Your instructions ▸ Find every line containing the word "this" in the records below; report only how many there are.

[Component data from apps and pages]

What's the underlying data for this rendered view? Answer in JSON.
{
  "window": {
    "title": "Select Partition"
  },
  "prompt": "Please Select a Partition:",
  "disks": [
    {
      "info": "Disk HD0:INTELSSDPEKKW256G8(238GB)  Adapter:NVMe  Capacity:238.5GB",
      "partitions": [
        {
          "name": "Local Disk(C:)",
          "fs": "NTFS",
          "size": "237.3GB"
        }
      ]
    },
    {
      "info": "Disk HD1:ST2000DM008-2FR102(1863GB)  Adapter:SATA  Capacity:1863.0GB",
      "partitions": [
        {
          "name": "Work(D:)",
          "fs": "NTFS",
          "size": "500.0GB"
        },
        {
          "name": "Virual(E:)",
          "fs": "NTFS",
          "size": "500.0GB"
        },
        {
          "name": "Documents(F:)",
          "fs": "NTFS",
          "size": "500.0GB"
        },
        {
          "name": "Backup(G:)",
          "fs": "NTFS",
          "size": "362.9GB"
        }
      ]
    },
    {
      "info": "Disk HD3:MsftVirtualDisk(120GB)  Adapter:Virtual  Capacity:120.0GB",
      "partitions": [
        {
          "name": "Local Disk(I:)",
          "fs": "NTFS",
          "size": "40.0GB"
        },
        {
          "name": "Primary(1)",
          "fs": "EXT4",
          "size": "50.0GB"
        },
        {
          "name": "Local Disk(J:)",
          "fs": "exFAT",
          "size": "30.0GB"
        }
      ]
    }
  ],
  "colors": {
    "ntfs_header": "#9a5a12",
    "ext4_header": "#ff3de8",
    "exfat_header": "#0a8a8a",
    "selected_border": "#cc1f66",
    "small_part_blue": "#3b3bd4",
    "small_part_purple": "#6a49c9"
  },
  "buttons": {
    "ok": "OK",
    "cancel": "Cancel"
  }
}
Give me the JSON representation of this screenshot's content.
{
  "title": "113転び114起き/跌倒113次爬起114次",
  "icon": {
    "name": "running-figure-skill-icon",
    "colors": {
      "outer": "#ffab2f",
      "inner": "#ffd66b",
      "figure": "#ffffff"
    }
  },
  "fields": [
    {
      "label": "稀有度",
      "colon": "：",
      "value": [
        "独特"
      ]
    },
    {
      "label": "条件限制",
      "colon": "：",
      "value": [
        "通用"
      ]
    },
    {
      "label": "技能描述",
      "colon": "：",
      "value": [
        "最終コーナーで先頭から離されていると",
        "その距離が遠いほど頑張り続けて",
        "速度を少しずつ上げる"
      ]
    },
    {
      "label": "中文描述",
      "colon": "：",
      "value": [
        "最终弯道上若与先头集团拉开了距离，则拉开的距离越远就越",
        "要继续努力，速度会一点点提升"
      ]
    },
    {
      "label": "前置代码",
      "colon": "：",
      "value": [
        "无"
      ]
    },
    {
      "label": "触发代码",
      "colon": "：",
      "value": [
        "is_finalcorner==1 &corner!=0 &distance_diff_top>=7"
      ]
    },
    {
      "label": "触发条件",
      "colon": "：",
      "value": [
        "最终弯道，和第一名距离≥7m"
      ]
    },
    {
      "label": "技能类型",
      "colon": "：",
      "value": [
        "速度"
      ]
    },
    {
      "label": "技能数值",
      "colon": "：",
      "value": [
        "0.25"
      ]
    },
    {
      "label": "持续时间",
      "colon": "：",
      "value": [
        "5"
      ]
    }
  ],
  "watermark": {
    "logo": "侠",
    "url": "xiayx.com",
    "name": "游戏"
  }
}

Result of the exercise ▸ 2